Material shown:

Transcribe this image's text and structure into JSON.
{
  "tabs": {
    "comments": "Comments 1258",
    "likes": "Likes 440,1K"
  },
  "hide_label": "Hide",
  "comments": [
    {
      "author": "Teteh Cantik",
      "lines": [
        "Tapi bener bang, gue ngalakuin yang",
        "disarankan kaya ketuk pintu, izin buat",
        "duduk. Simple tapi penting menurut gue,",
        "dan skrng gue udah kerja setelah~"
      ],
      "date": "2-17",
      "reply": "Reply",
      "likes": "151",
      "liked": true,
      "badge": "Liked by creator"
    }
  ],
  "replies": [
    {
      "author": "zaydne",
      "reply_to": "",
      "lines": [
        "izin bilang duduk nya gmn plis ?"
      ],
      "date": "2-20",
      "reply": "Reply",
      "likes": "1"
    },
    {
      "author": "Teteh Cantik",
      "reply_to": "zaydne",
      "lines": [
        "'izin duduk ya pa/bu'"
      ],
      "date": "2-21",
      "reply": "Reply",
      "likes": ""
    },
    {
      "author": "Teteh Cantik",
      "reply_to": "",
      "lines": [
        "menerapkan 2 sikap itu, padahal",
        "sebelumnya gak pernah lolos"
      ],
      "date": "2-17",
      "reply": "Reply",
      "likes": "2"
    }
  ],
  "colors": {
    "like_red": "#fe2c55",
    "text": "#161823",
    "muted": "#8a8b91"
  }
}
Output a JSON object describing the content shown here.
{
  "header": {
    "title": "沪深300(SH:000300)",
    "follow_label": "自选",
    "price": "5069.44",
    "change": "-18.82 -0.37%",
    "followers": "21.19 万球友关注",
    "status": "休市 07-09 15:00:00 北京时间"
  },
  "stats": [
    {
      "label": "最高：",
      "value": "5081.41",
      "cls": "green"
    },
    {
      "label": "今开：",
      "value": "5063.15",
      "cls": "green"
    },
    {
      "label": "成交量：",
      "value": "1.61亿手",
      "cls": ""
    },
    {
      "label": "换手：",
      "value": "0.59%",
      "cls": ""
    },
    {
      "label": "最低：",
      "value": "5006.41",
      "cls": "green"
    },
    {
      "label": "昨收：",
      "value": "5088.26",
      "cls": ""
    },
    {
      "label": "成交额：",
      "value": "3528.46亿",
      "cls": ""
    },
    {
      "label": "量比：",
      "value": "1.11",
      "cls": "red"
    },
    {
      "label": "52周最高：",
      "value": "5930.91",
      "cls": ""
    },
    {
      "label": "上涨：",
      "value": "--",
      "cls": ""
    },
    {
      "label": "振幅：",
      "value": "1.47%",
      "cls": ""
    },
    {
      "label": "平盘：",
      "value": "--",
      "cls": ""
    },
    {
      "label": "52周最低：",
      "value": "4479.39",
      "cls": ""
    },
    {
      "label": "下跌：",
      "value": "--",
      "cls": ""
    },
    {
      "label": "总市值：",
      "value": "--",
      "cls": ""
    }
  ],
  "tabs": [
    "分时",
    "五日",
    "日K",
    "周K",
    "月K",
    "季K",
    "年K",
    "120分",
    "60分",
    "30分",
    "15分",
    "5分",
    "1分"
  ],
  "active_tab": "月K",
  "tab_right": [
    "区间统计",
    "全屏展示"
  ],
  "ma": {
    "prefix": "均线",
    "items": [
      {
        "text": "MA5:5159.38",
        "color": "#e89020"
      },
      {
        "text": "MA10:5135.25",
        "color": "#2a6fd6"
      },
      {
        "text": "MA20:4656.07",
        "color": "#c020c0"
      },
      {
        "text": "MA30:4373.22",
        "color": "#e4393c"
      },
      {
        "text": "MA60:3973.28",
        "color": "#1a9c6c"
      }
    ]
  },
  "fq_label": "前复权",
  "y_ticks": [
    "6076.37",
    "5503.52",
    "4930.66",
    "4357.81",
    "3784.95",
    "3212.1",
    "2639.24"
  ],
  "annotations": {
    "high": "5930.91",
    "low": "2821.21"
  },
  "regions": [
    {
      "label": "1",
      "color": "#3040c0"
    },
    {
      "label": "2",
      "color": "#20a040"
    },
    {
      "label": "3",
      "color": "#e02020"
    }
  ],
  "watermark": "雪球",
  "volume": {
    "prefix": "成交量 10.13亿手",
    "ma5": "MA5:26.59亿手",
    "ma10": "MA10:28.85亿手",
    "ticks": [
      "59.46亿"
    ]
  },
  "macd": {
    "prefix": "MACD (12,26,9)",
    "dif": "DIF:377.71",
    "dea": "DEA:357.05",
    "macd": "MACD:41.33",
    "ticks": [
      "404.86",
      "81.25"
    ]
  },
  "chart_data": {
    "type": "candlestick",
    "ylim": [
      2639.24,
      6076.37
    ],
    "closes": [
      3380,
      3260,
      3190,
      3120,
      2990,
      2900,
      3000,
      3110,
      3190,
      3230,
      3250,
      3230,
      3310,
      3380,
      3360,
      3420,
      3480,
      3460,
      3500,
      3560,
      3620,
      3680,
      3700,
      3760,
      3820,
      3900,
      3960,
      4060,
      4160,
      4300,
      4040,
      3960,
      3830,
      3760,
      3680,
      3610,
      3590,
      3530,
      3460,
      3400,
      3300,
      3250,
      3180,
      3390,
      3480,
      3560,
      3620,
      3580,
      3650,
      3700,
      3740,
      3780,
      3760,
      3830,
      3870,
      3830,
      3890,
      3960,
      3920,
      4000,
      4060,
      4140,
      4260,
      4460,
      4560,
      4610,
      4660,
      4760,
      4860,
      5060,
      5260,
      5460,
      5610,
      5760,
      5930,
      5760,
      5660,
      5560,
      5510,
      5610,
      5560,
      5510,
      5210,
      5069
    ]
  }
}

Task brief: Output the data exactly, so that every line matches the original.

Exercise output:
Transcribe this image's text and structure into JSON.
{
  "tabs": {
    "comments": "Comments 1258",
    "likes": "Likes 440,1K"
  },
  "hide_label": "Hide",
  "comments": [
    {
      "author": "Teteh Cantik",
      "lines": [
        "Tapi bener bang, gue ngalakuin yang",
        "disarankan kaya ketuk pintu, izin buat",
        "duduk. Simple tapi penting menurut gue,",
        "dan skrng gue udah kerja setelah~"
      ],
      "date": "2-17",
      "reply": "Reply",
      "likes": "151",
      "liked": true,
      "badge": "Liked by creator"
    }
  ],
  "replies": [
    {
      "author": "zaydne",
      "reply_to": "",
      "lines": [
        "izin bilang duduk nya gmn plis ?"
      ],
      "date": "2-20",
      "reply": "Reply",
      "likes": "1"
    },
    {
      "author": "Teteh Cantik",
      "reply_to": "zaydne",
      "lines": [
        "'izin duduk ya pa/bu'"
      ],
      "date": "2-21",
      "reply": "Reply",
      "likes": ""
    },
    {
      "author": "Teteh Cantik",
      "reply_to": "",
      "lines": [
        "menerapkan 2 sikap itu, padahal",
        "sebelumnya gak pernah lolos"
      ],
      "date": "2-17",
      "reply": "Reply",
      "likes": "2"
    }
  ],
  "colors": {
    "like_red": "#fe2c55",
    "text": "#161823",
    "muted": "#8a8b91"
  }
}
Output a JSON object describing the content shown here.
{
  "header": {
    "title": "沪深300(SH:000300)",
    "follow_label": "自选",
    "price": "5069.44",
    "change": "-18.82 -0.37%",
    "followers": "21.19 万球友关注",
    "status": "休市 07-09 15:00:00 北京时间"
  },
  "stats": [
    {
      "label": "最高：",
      "value": "5081.41",
      "cls": "green"
    },
    {
      "label": "今开：",
      "value": "5063.15",
      "cls": "green"
    },
    {
      "label": "成交量：",
      "value": "1.61亿手",
      "cls": ""
    },
    {
      "label": "换手：",
      "value": "0.59%",
      "cls": ""
    },
    {
      "label": "最低：",
      "value": "5006.41",
      "cls": "green"
    },
    {
      "label": "昨收：",
      "value": "5088.26",
      "cls": ""
    },
    {
      "label": "成交额：",
      "value": "3528.46亿",
      "cls": ""
    },
    {
      "label": "量比：",
      "value": "1.11",
      "cls": "red"
    },
    {
      "label": "52周最高：",
      "value": "5930.91",
      "cls": ""
    },
    {
      "label": "上涨：",
      "value": "--",
      "cls": ""
    },
    {
      "label": "振幅：",
      "value": "1.47%",
      "cls": ""
    },
    {
      "label": "平盘：",
      "value": "--",
      "cls": ""
    },
    {
      "label": "52周最低：",
      "value": "4479.39",
      "cls": ""
    },
    {
      "label": "下跌：",
      "value": "--",
      "cls": ""
    },
    {
      "label": "总市值：",
      "value": "--",
      "cls": ""
    }
  ],
  "tabs": [
    "分时",
    "五日",
    "日K",
    "周K",
    "月K",
    "季K",
    "年K",
    "120分",
    "60分",
    "30分",
    "15分",
    "5分",
    "1分"
  ],
  "active_tab": "月K",
  "tab_right": [
    "区间统计",
    "全屏展示"
  ],
  "ma": {
    "prefix": "均线",
    "items": [
      {
        "text": "MA5:5159.38",
        "color": "#e89020"
      },
      {
        "text": "MA10:5135.25",
        "color": "#2a6fd6"
      },
      {
        "text": "MA20:4656.07",
        "color": "#c020c0"
      },
      {
        "text": "MA30:4373.22",
        "color": "#e4393c"
      },
      {
        "text": "MA60:3973.28",
        "color": "#1a9c6c"
      }
    ]
  },
  "fq_label": "前复权",
  "y_ticks": [
    "6076.37",
    "5503.52",
    "4930.66",
    "4357.81",
    "3784.95",
    "3212.1",
    "2639.24"
  ],
  "annotations": {
    "high": "5930.91",
    "low": "2821.21"
  },
  "regions": [
    {
      "label": "1",
      "color": "#3040c0"
    },
    {
      "label": "2",
      "color": "#20a040"
    },
    {
      "label": "3",
      "color": "#e02020"
    }
  ],
  "watermark": "雪球",
  "volume": {
    "prefix": "成交量 10.13亿手",
    "ma5": "MA5:26.59亿手",
    "ma10": "MA10:28.85亿手",
    "ticks": [
      "59.46亿"
    ]
  },
  "macd": {
    "prefix": "MACD (12,26,9)",
    "dif": "DIF:377.71",
    "dea": "DEA:357.05",
    "macd": "MACD:41.33",
    "ticks": [
      "404.86",
      "81.25"
    ]
  },
  "chart_data": {
    "type": "candlestick",
    "ylim": [
      2639.24,
      6076.37
    ],
    "closes": [
      3380,
      3260,
      3190,
      3120,
      2990,
      2900,
      3000,
      3110,
      3190,
      3230,
      3250,
      3230,
      3310,
      3380,
      3360,
      3420,
      3480,
      3460,
      3500,
      3560,
      3620,
      3680,
      3700,
      3760,
      3820,
      3900,
      3960,
      4060,
      4160,
      4300,
      4040,
      3960,
      3830,
      3760,
      3680,
      3610,
      3590,
      3530,
      3460,
      3400,
      3300,
      3250,
      3180,
      3390,
      3480,
      3560,
      3620,
      3580,
      3650,
      3700,
      3740,
      3780,
      3760,
      3830,
      3870,
      3830,
      3890,
      3960,
      3920,
      4000,
      4060,
      4140,
      4260,
      4460,
      4560,
      4610,
      4660,
      4760,
      4860,
      5060,
      5260,
      5460,
      5610,
      5760,
      5930,
      5760,
      5660,
      5560,
      5510,
      5610,
      5560,
      5510,
      5210,
      5069
    ]
  }
}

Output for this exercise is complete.